Georgina Rosenberg and Danna Horwood have been friends for 11 years, since Rosenberg moved here from Toronto to be with her partner, now husband, Benjy Katz. Rosenberg’s recent discovery of new details surrounding her mother’s Holocaust experiences has deepened that bond.
It began with a simple request that Rosenberg made to Federation CEO Gustavo Rymberg last spring. Rosenberg had recently received a document, written in German, from the Claims Conference based on testimony her mother gave to the organization in 1967, and she was wondering if the young researcher Rymberg had hired to curate the main exhibit for the soon to be constructed Margaret’s Legacy Holocaust Learning Centre could translate it into English for her. Cory Osmond would do that and much, much more. His research would reveal strikingly parallel fates suffered during the Holocaust by Rosenberg’s mother and Horwood’s grandmother, Margaret Weisz in whose memory the new centre is named.

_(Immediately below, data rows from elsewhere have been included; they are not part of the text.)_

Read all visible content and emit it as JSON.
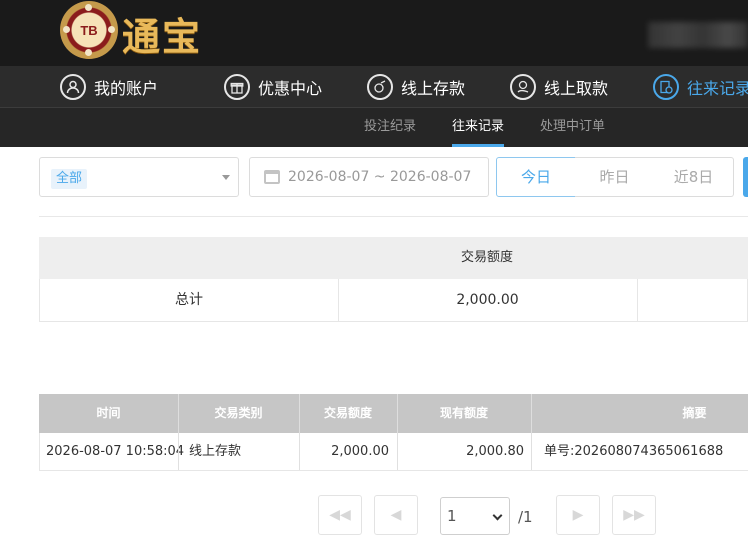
{
  "brand": {
    "chip_text": "TB",
    "logo_text": "通宝"
  },
  "mainnav": {
    "items": [
      {
        "label": "我的账户",
        "icon": "user-icon"
      },
      {
        "label": "优惠中心",
        "icon": "gift-icon"
      },
      {
        "label": "线上存款",
        "icon": "deposit-icon"
      },
      {
        "label": "线上取款",
        "icon": "withdraw-icon"
      },
      {
        "label": "往来记录",
        "icon": "records-icon",
        "active": true
      }
    ]
  },
  "subnav": {
    "items": [
      {
        "label": "投注纪录"
      },
      {
        "label": "往来记录",
        "active": true
      },
      {
        "label": "处理中订单"
      }
    ]
  },
  "filters": {
    "type_select": {
      "selected": "全部"
    },
    "date_range": "2026-08-07 ~ 2026-08-07",
    "quick_dates": [
      "今日",
      "昨日",
      "近8日"
    ],
    "quick_active": "今日"
  },
  "summary": {
    "header": "交易额度",
    "total_label": "总计",
    "total_value": "2,000.00"
  },
  "records": {
    "columns": [
      "时间",
      "交易类别",
      "交易额度",
      "现有额度",
      "摘要"
    ],
    "rows": [
      [
        "2026-08-07 10:58:04",
        "线上存款",
        "2,000.00",
        "2,000.80",
        "单号:202608074365061688"
      ]
    ]
  },
  "pagination": {
    "current": "1",
    "total": "/1"
  },
  "colors": {
    "accent": "#4aa8ea",
    "gold": "#e9b95a",
    "dark": "#1a1a1a"
  }
}
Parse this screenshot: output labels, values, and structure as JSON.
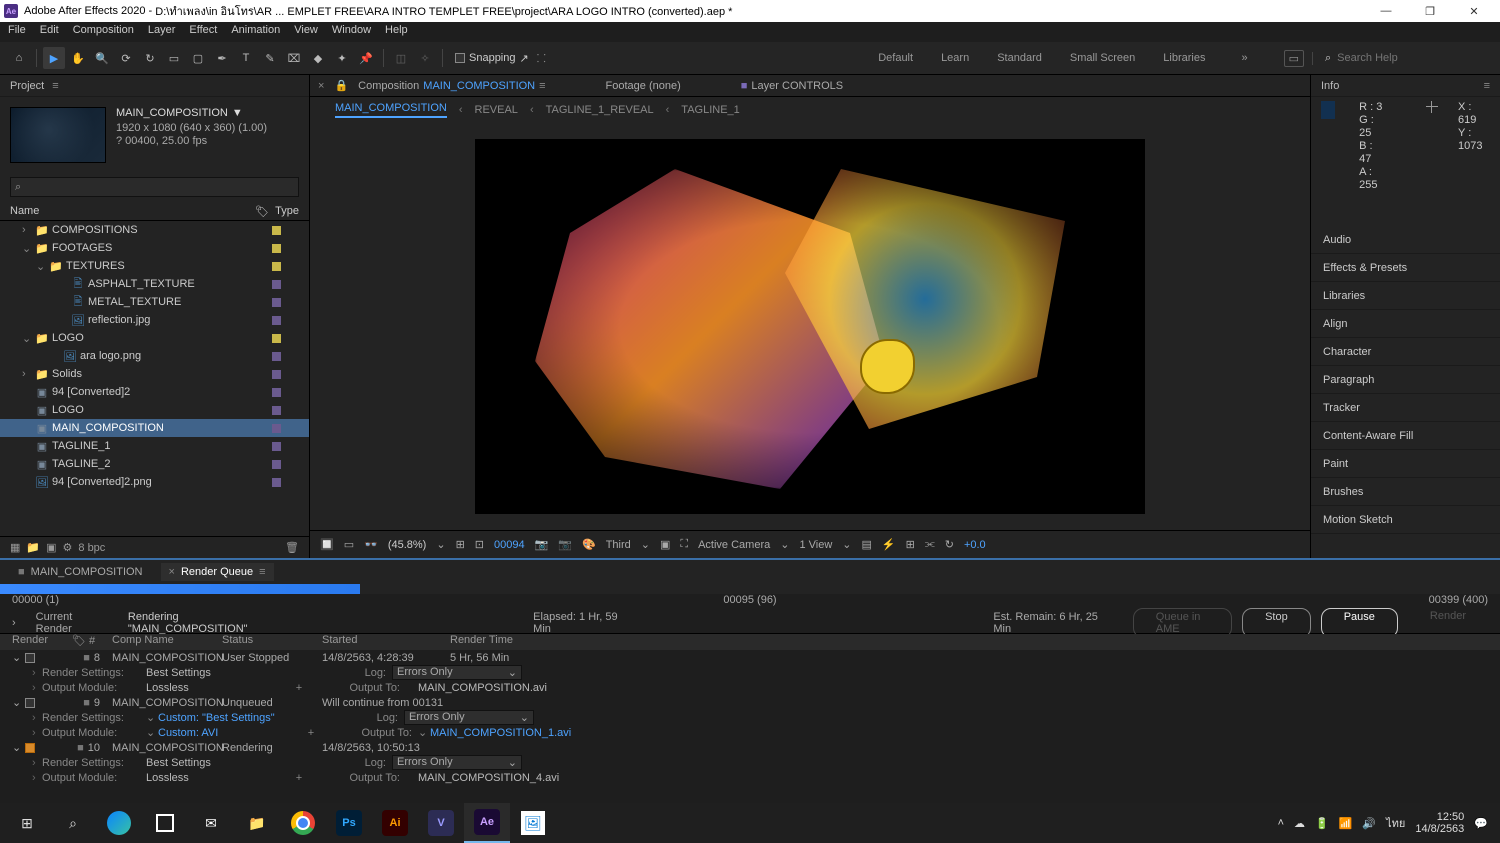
{
  "titlebar": {
    "app": "Adobe After Effects 2020",
    "path": "D:\\ทำเพลง\\in อินโทร\\AR ... EMPLET FREE\\ARA INTRO TEMPLET FREE\\project\\ARA LOGO INTRO (converted).aep *"
  },
  "menubar": [
    "File",
    "Edit",
    "Composition",
    "Layer",
    "Effect",
    "Animation",
    "View",
    "Window",
    "Help"
  ],
  "toolbar": {
    "snapping": "Snapping"
  },
  "workspaces": [
    "Default",
    "Learn",
    "Standard",
    "Small Screen",
    "Libraries"
  ],
  "search_placeholder": "Search Help",
  "project": {
    "panel_title": "Project",
    "comp": {
      "name": "MAIN_COMPOSITION",
      "resolution": "1920 x 1080  (640 x 360) (1.00)",
      "duration": "? 00400, 25.00 fps"
    },
    "columns": {
      "name": "Name",
      "type": "Type"
    },
    "tree": [
      {
        "indent": 1,
        "type": "folder",
        "toggle": ">",
        "label": "COMPOSITIONS",
        "swatch": "yellow"
      },
      {
        "indent": 1,
        "type": "folder",
        "toggle": "v",
        "label": "FOOTAGES",
        "swatch": "yellow"
      },
      {
        "indent": 2,
        "type": "folder",
        "toggle": "v",
        "label": "TEXTURES",
        "swatch": "yellow"
      },
      {
        "indent": 4,
        "type": "file",
        "toggle": "",
        "label": "ASPHALT_TEXTURE",
        "swatch": "violet"
      },
      {
        "indent": 4,
        "type": "file",
        "toggle": "",
        "label": "METAL_TEXTURE",
        "swatch": "violet"
      },
      {
        "indent": 4,
        "type": "img",
        "toggle": "",
        "label": "reflection.jpg",
        "swatch": "violet"
      },
      {
        "indent": 1,
        "type": "folder",
        "toggle": "v",
        "label": "LOGO",
        "swatch": "yellow"
      },
      {
        "indent": 3,
        "type": "img",
        "toggle": "",
        "label": "ara logo.png",
        "swatch": "violet"
      },
      {
        "indent": 1,
        "type": "folder",
        "toggle": ">",
        "label": "Solids",
        "swatch": "violet"
      },
      {
        "indent": 1,
        "type": "comp",
        "toggle": "",
        "label": "94 [Converted]2",
        "swatch": "violet"
      },
      {
        "indent": 1,
        "type": "comp",
        "toggle": "",
        "label": "LOGO",
        "swatch": "violet"
      },
      {
        "indent": 1,
        "type": "comp",
        "toggle": "",
        "label": "MAIN_COMPOSITION",
        "swatch": "violet",
        "selected": true
      },
      {
        "indent": 1,
        "type": "comp",
        "toggle": "",
        "label": "TAGLINE_1",
        "swatch": "violet"
      },
      {
        "indent": 1,
        "type": "comp",
        "toggle": "",
        "label": "TAGLINE_2",
        "swatch": "violet"
      },
      {
        "indent": 1,
        "type": "img",
        "toggle": "",
        "label": "94 [Converted]2.png",
        "swatch": "violet"
      }
    ],
    "footer": {
      "bpc": "8 bpc"
    }
  },
  "composition": {
    "tab_label": "Composition",
    "tab_comp": "MAIN_COMPOSITION",
    "footage": "Footage  (none)",
    "layer": "Layer  CONTROLS",
    "breadcrumb": [
      "MAIN_COMPOSITION",
      "REVEAL",
      "TAGLINE_1_REVEAL",
      "TAGLINE_1"
    ]
  },
  "viewer": {
    "zoom": "(45.8%)",
    "frame": "00094",
    "quality": "Third",
    "camera": "Active Camera",
    "views": "1 View",
    "exposure": "+0.0"
  },
  "info": {
    "title": "Info",
    "r": "R : 3",
    "g": "G : 25",
    "b": "B : 47",
    "a": "A : 255",
    "x": "X : 619",
    "y": "Y : 1073"
  },
  "right_panels": [
    "Audio",
    "Effects & Presets",
    "Libraries",
    "Align",
    "Character",
    "Paragraph",
    "Tracker",
    "Content-Aware Fill",
    "Paint",
    "Brushes",
    "Motion Sketch"
  ],
  "render_queue": {
    "tab1": "MAIN_COMPOSITION",
    "tab2": "Render Queue",
    "left_time": "00000 (1)",
    "mid_time": "00095 (96)",
    "right_time": "00399 (400)",
    "current": "Current Render",
    "rendering": "Rendering \"MAIN_COMPOSITION\"",
    "elapsed_lbl": "Elapsed:",
    "elapsed": "1 Hr, 59 Min",
    "remain_lbl": "Est. Remain:",
    "remain": "6 Hr, 25 Min",
    "queue_ame": "Queue in AME",
    "stop": "Stop",
    "pause": "Pause",
    "render": "Render",
    "headers": {
      "render": "Render",
      "num": "#",
      "comp": "Comp Name",
      "status": "Status",
      "started": "Started",
      "rtime": "Render Time"
    },
    "items": [
      {
        "num": "8",
        "comp": "MAIN_COMPOSITION",
        "status": "User Stopped",
        "started": "14/8/2563, 4:28:39",
        "rtime": "5 Hr, 56 Min",
        "rs_label": "Render Settings:",
        "rs_val": "Best Settings",
        "om_label": "Output Module:",
        "om_val": "Lossless",
        "log_label": "Log:",
        "log_val": "Errors Only",
        "ot_label": "Output To:",
        "ot_val": "MAIN_COMPOSITION.avi",
        "checked": false
      },
      {
        "num": "9",
        "comp": "MAIN_COMPOSITION",
        "status": "Unqueued",
        "started": "Will continue from 00131",
        "rtime": "",
        "rs_label": "Render Settings:",
        "rs_val": "Custom: \"Best Settings\"",
        "om_label": "Output Module:",
        "om_val": "Custom: AVI",
        "log_label": "Log:",
        "log_val": "Errors Only",
        "ot_label": "Output To:",
        "ot_val": "MAIN_COMPOSITION_1.avi",
        "link": true,
        "checked": false
      },
      {
        "num": "10",
        "comp": "MAIN_COMPOSITION",
        "status": "Rendering",
        "started": "14/8/2563, 10:50:13",
        "rtime": "",
        "rs_label": "Render Settings:",
        "rs_val": "Best Settings",
        "om_label": "Output Module:",
        "om_val": "Lossless",
        "log_label": "Log:",
        "log_val": "Errors Only",
        "ot_label": "Output To:",
        "ot_val": "MAIN_COMPOSITION_4.avi",
        "checked": true,
        "orange": true
      }
    ]
  },
  "taskbar": {
    "lang": "ไทย",
    "time": "12:50",
    "date": "14/8/2563"
  }
}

Sura Rosenberg (neé Weisel) was 13 years old when her family fled from Romania to Budapest in the weeks leading up to the Nazi invasion of Hungary in 1944. Margaret Weisz was a newly-wed 23-year-old desperately trying to avoid deportation.
In June, 1944, both women were deported to Auschwitz, and in the months that followed, both women were sent to the Gross-Rosen network of Nazi forced labour camps in Czechoslovakia. In January 1945, both Margaret and Sura survived the horrendous death marches from Gross-Rosen.
Margaret would go on to be liberated by the Americans, while Sura spent the final months of the war at the Glabonz forced labour camp, where she was liberated by the Soviet army and forced to restart her life in Communist Romania. After the war, Margaret and Arthur Weisz would make a new life for themselves in Hamilton, with their son Tom, who was born in a DP camp. Rosenberg’s parents would immigrate to Canada much later (her father refused to leave her grandmother behind in Romania), eventually settling in Toronto in 1965. Rosenberg remembers coming to Hamilton as a child to visit other Hungarian Jewish Holocaust survivors, but she never dreamed she’d be the one to close the circle on the parallel journeys taken by Sura Rosenberg and Margaret Weisz.
“I’ve always believed everything happens for a reason,” said Rosenberg. “Here I am married to a man from Hamilton, in this incredible community that I actually now love, with this new friend, and this connection ... and now we find out that her grandmother and my mother were possibly side by side at the same camp at the same time.”